In February, CBRE UK’s research arm published a report demonstrating that the housing market is not significantly affected by elections. But, contrary to such expectations, fears that the election would fail to produce an outcome and be followed by a mansion tax created a short hiatus in the London market. The twin spectres of a mansion tax and a hung parliament have evaporated. Both buyers and vendors who had taken a cautious approach are now returning to the market. Previously depressed volumes and prices will be driven up in a brief flurry of transactions.

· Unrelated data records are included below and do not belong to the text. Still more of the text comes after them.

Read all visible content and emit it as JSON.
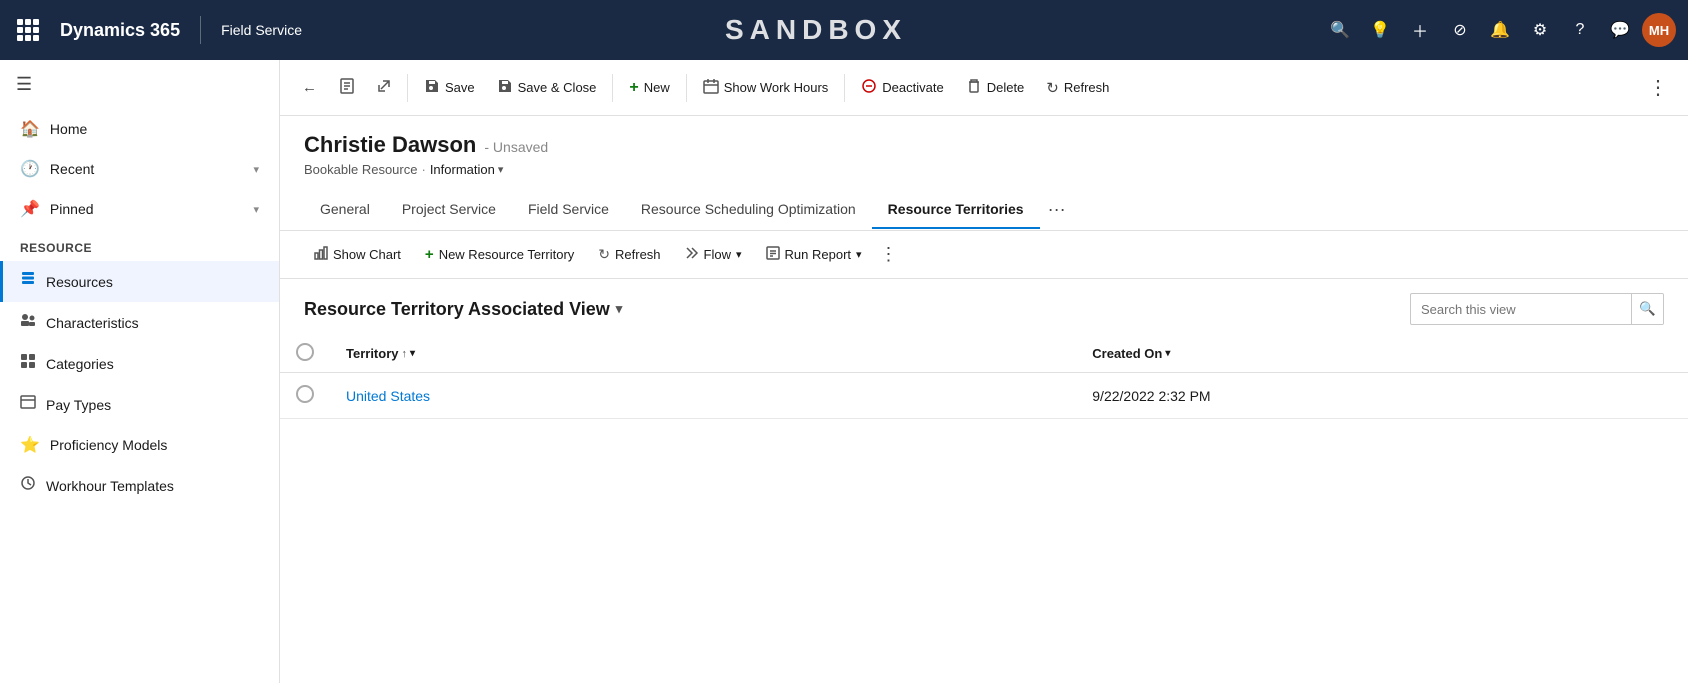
{
  "topnav": {
    "brand": "Dynamics 365",
    "module": "Field Service",
    "sandbox_label": "SANDBOX",
    "avatar_initials": "MH"
  },
  "sidebar": {
    "nav_items": [
      {
        "id": "home",
        "label": "Home",
        "icon": "🏠"
      },
      {
        "id": "recent",
        "label": "Recent",
        "icon": "🕐",
        "has_chevron": true
      },
      {
        "id": "pinned",
        "label": "Pinned",
        "icon": "📌",
        "has_chevron": true
      }
    ],
    "section_label": "Resource",
    "resource_items": [
      {
        "id": "resources",
        "label": "Resources",
        "icon": "👤",
        "active": true
      },
      {
        "id": "characteristics",
        "label": "Characteristics",
        "icon": "📋"
      },
      {
        "id": "categories",
        "label": "Categories",
        "icon": "📊"
      },
      {
        "id": "pay-types",
        "label": "Pay Types",
        "icon": "📄"
      },
      {
        "id": "proficiency-models",
        "label": "Proficiency Models",
        "icon": "⭐"
      },
      {
        "id": "workhour-templates",
        "label": "Workhour Templates",
        "icon": "⏱"
      }
    ]
  },
  "toolbar": {
    "back_label": "",
    "save_label": "Save",
    "save_close_label": "Save & Close",
    "new_label": "New",
    "show_work_hours_label": "Show Work Hours",
    "deactivate_label": "Deactivate",
    "delete_label": "Delete",
    "refresh_label": "Refresh"
  },
  "record": {
    "name": "Christie Dawson",
    "unsaved": "- Unsaved",
    "entity": "Bookable Resource",
    "form": "Information"
  },
  "tabs": [
    {
      "id": "general",
      "label": "General",
      "active": false
    },
    {
      "id": "project-service",
      "label": "Project Service",
      "active": false
    },
    {
      "id": "field-service",
      "label": "Field Service",
      "active": false
    },
    {
      "id": "rso",
      "label": "Resource Scheduling Optimization",
      "active": false
    },
    {
      "id": "resource-territories",
      "label": "Resource Territories",
      "active": true
    }
  ],
  "sub_toolbar": {
    "show_chart_label": "Show Chart",
    "new_territory_label": "New Resource Territory",
    "refresh_label": "Refresh",
    "flow_label": "Flow",
    "run_report_label": "Run Report"
  },
  "view": {
    "title": "Resource Territory Associated View",
    "search_placeholder": "Search this view"
  },
  "table": {
    "columns": [
      {
        "id": "territory",
        "label": "Territory",
        "sortable": true
      },
      {
        "id": "created_on",
        "label": "Created On",
        "sortable": true
      }
    ],
    "rows": [
      {
        "territory": "United States",
        "created_on": "9/22/2022 2:32 PM"
      }
    ]
  }
}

Secondly, the removal of political considerations will result in priced driven primarily by market fundamentals. In London, these fundamentals are strong: the city is in a position of global pre-eminence resulting in the generation of substantial home-grown demand as well as making property attractive to foreign buyers.The last five years saw strong and mostly consistent growth. We expect this trend to continue for five to ten years, absent any major international incidents.Battersea and Nine Elms will form a key part of the London property market during this time period. Prices have not yet fully factored in the effects of the widespread regeneration of the area. Nor do they reflect the aggregate positive effects that will be clearer when the US Embassy takes up residence, Battersea Power Station is occupied, new Tube stations have opened and the developments have become mature communities. This analysis leads us to the conclusion that prime properties in Nine Elms could see average prices of £2,000 per square foot by 2020.